Ideally, ASCII art used here should be less than 120 characters in width. Something like 150 characters is acceptable, but the more columns you add, the more you risk text wrapping when viewing your contract on certain displays. There is no limit to ASCII art height. Take note that a boarder and padding will be automatically generated when compiling your smart contract.
The ASCII art is a signature detail of the Manifold Creator contract. ASCII art is used to visually identify your contract, and plus it just looks really cool. Take the time to pick some ASCII art that is meaningful and represents your work, identity, and creativity.
Tools include:

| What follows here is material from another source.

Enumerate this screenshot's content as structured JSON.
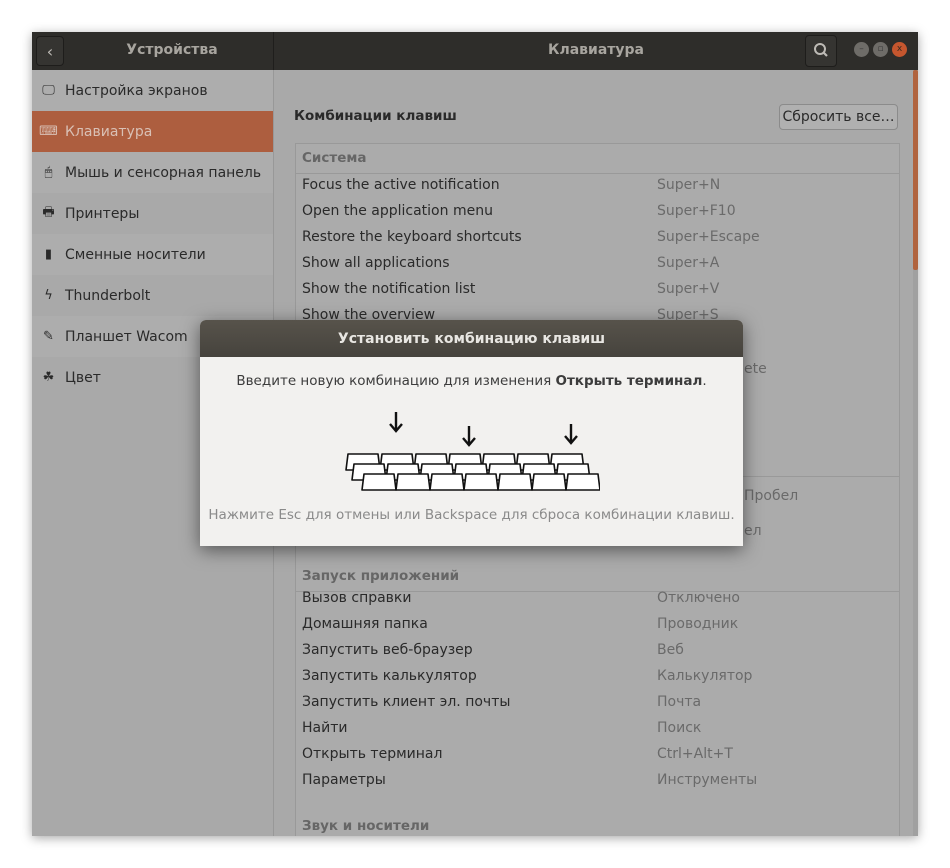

3. Examining a Contract on Etherscan feat. Jay-Z

Creating ASCII Art

5. ERC-721 vs ERC-1155 feat. Steve Aoki & Beeple

The ERC-721 is the standard for minting 1 of 1s. In other words this standard will allow you to mint tokens that are unique and can have different value than another token from the same smart contract due to age, rarity, other properties, or simply the visual difference of the artwork.
When it comes to editions, tokens will be numbered and marked with the corresponding number of that edition e.g a collector can own the token number 3 of 20 editions.
ERC-721 Editions show up as different numbered tokens on OpenSea.
The ERC-1155 is a dual purpose fungible and non fungible token standard. While you can mint fungible NFTs under the ERC-1155 standard, the most common use cases include applications like in-game items or multiple editions of the exact same artwork or photography, situations where minting and managing bulk fungible items can save time and gas.
ERC-1155s are usually leveraged for Airdrops or burn and redeem dynamics like RTFKT's Mintvials.
Editions in this standard are not numbered. If you mint 10 editions of the same token on a ERC-1155 contract, these will show on OpenSea as one token that has 10 copies.

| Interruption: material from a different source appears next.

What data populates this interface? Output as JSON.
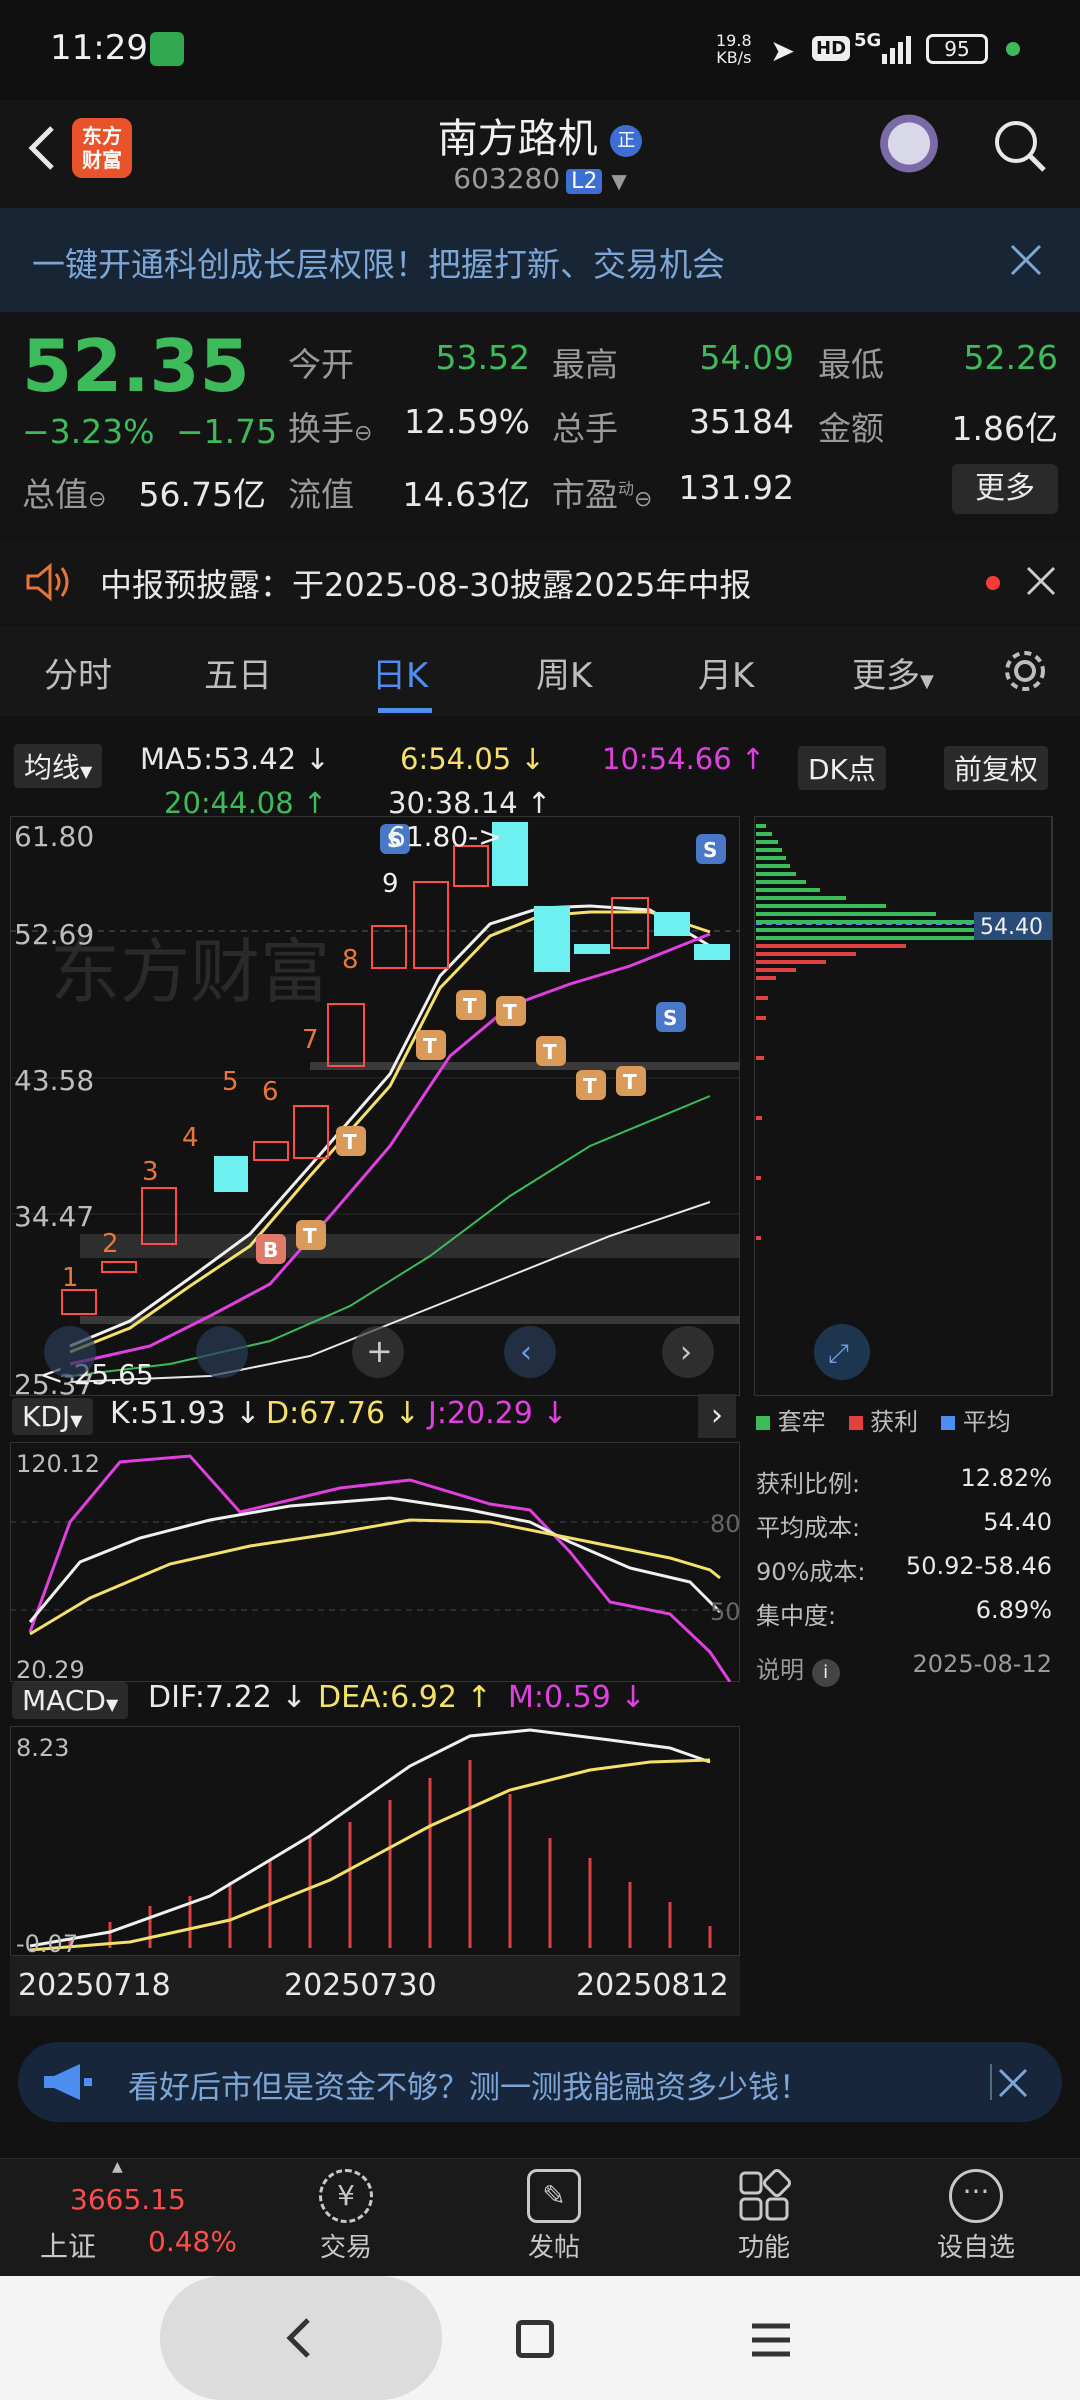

6. Deploying a Contract to Rinkeby Testnet

In this tutorial the Rinkeby testnet is used. After the Merge, Goerli will be used instead.

7. Reviewing your Testnet Contract on Etherscan

8. Minting a Test Token

9. Deploying your Contract to Ethereum Mainnet

10. Minting a Token to Ethereum Mainnet

FAQ

Tokens minted on Manifold can be listed for sale on the platform of your choice after the token is ingested!
Please check out our problem solving guide as well as a list of common solutions HERE